3) there is very little spare capacity in the electricity generation market, because of the age and fragility of our generators, so there's a risk that - if another generator were to fall over - electricity prices could rise further;
4) over the summer, energy companies bought power on the forward market at prices that are higher than where they are today;
5) it's currently very difficult to hedge power prices at the slightly lower prices now prevailing, because the credit crunch has reduced the capacity of financial firms to take the other side of bets on the future path of energy prices (which is why certain power companies are no longer providing big fixed-price contracts to huge industrial consumers);
6) all the power companies are generating much reduced profits from their retail energy businesses, such that if they suffer a further margin squeeze they may well find it harder and more expensive to raise credit (another painful impact of the credit crunch);
7) power companies have no idea whether this winter will be cold, and therefore whether there will be a surge in demand for gas and electricity, which will lead to a spike in wholesale prices.
Put it altogether and what you've got is the near-certainty that those increased prices we saw in the summer - with British Gas increase the gas tariff by 35% and electricity by 9% - will prevail for many more weeks to come, and possibly all through the winter.
All the power companies will do what they can for those on lowest incomes. And they are conscious that for small businesses, the high cost of energy can prove fatal.
But the vast majority of us would probably be foolish to factor into our budgets any significant fall in what we pay for energy.

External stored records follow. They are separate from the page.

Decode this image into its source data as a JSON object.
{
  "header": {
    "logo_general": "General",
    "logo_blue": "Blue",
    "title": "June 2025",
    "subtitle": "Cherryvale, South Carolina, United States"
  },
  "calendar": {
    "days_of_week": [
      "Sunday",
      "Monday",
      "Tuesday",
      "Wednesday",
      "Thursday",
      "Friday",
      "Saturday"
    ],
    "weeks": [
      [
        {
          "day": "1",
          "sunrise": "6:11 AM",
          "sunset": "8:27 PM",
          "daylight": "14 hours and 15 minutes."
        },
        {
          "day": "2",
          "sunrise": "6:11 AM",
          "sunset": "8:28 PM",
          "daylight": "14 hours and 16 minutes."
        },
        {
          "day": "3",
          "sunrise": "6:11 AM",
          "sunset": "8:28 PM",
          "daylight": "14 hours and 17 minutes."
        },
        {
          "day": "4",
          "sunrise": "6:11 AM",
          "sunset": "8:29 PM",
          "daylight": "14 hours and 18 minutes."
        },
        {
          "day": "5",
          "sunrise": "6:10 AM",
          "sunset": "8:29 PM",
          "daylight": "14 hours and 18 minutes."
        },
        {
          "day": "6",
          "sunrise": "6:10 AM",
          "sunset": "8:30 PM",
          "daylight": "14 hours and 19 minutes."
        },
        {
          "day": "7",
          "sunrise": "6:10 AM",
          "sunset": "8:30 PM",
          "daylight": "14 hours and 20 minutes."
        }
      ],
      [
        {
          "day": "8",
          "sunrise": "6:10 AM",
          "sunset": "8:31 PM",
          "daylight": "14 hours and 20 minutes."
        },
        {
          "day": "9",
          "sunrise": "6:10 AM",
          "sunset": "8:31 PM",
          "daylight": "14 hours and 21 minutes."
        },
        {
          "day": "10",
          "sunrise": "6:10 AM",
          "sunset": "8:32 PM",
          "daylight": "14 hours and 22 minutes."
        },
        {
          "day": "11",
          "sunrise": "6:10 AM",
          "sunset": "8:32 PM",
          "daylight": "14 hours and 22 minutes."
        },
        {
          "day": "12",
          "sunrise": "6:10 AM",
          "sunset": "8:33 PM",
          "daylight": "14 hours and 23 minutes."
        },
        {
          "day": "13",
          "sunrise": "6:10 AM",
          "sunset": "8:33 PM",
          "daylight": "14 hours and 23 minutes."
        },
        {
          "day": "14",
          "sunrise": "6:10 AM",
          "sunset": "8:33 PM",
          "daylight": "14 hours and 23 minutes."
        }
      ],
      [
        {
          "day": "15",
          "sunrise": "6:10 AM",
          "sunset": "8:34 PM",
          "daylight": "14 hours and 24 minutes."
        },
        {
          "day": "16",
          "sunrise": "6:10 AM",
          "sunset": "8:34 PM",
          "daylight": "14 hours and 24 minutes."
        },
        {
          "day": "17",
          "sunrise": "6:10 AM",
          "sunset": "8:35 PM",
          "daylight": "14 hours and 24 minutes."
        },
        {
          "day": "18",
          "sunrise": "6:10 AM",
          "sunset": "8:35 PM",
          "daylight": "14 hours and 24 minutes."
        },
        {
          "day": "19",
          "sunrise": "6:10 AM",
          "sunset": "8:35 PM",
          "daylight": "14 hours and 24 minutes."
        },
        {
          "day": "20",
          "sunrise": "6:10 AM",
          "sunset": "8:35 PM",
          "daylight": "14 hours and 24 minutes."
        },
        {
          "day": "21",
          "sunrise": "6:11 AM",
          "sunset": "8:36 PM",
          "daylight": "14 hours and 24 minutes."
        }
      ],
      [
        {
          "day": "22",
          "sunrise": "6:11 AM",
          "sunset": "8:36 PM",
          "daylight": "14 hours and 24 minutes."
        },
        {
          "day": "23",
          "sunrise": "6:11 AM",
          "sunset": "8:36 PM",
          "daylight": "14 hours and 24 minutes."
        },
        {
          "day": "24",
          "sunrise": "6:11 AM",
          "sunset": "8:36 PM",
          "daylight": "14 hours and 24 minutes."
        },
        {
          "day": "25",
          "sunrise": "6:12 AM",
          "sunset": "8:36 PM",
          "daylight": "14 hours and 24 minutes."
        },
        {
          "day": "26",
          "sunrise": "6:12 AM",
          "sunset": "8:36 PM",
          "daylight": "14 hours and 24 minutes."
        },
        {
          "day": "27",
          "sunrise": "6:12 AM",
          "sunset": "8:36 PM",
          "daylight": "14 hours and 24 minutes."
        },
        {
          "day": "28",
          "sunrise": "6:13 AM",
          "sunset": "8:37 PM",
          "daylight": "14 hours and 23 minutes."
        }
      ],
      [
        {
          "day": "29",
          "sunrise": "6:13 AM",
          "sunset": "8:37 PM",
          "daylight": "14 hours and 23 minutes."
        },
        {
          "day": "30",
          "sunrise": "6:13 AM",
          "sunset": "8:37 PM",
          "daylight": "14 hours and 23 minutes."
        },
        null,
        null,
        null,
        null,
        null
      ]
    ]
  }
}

UPDATE, 10:40AM: If you are looking for gloom, today's public sector net borrowing figures are simply dreadful: £37.6bn for April to September, up from £21.5bn a year earlier.
And this horrible increment has come before we've seen any significant impact of the economic slowdown on personal and corporate tax receipts.
Public sector net borrowing in the current fiscal year may well turn out to be at least 50% greater than the £43bn forecast by the chancellor in March.
And, as I've been pointing out (see "Spend, Spend, Spend?") all the pressures on the government are to spend more in the short term, to lessen the downturn in the economy - which will lead to even greater public-sector borrowing.
Which is why many economists would argue that the priority for the Treasury is not to raise taxes or slash public spending now, but to map out a credible path for reducing public sector debt from 2010 onwards.
If the chancellor fails to do this, sterling and UK government bonds will come under very heavy selling pressure - and the cost for the government of servicing all that debt could rise quite sharply.
UPDATE, 12:36PM: I have looked again at where we are on wholesale gas and electricity prices - and they don't imply we are close to serious reductions in what we're charged.
Wholesale gas prices for delivery in the first quarter of 2009 are 62% above last winter's price. And electricity prices for the same period are 67% up, year on year.
As for wholesale electricity prices for November and December, they are even higher.
What's galling is that wholesale gas was supposedly priced off the oil price on the way up - but now that the oil price has more than halved, the gas price seems to have de-coupled (to use the awful jargon).
There's a bit of a smell around all of this. Few would probably argue that the gas market is either rational or efficient.